Lengths. We do not specify a length to get a substring with slice syntax. But when the start is equal to zero, the second argument will be the length.

Tip: The length of the slice is the difference between the two arguments (subtract the first from the second).

Python program that takes substrings

string = "abcdefgh"

# Two-character substring
two = string[0:2]

# Three-character substring
three = string[0:3]

# Four-character substring
four = string[0:4]

# Five-character substring
five = string[0:5]

print(two)
print(three)
print(four)
print(five)

Output

ab
abc
abcd
abcde

Offsets. This example shows the relation between the start and the end index. If you want a 3-character slice, add three to the start index (the offset).

Python program that uses offset

string = "abcdefgh"

# Three characters starting at index 2.
offset = 2
length = 3
sliced = string[offset:offset+length]
print(sliced)

Output

cde

Omit start. Sometimes there is no start index in a slice. This simply means the slice starts at zero. So the zero is implicit, assumed, and we can omit it.

Python program that omits start index

value = "google"

# Omitting the start means start at 0.
test1 = value[:2]
test2 = value[0:2]

print(test1)
print(test2)

Output

go
go

Negative values. A negative start begins the slice based on the last index (the end) not the first. Here we extract the last two characters of a string.

Python program that gets last two characters

value = "apple"

# Get last two characters.
end = value[-2:]
print(end)

Output

le

Item assignment error. A string cannot be mutated. So we cannot use slice syntax to assign into an existing string. Instead, we create a new string—we can concatenate slices.

TypeError: This error is used for many problems in the Python language. It indicates invalid type usage.

Errors
Python that causes error

value = "dotperls"
value[3] = " net " # Does not work.
print(value)

Output

Traceback (most recent call last):
  File "...\file.py", line 6, in <module>
    value[3:] = " net "
TypeError: 'str' object does not support item assignment

Substring method. Python offers full substring support. But you will find no "substring" method. With slice syntax, we specify substrings—this becomes natural after repetition.


Uniformity with arrays. In Python 3, arrays and strings are used in a uniform way. We index and slice them. We cannot however mutate string slices.

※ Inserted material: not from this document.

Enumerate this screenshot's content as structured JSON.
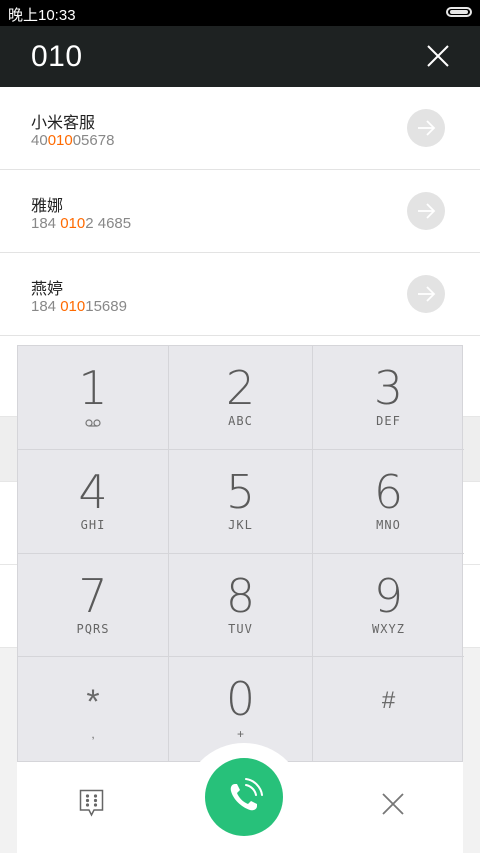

A review. With slices, we extract parts of strings. We can specify an optional start index and an optional last index (not a length). Offsets are useful.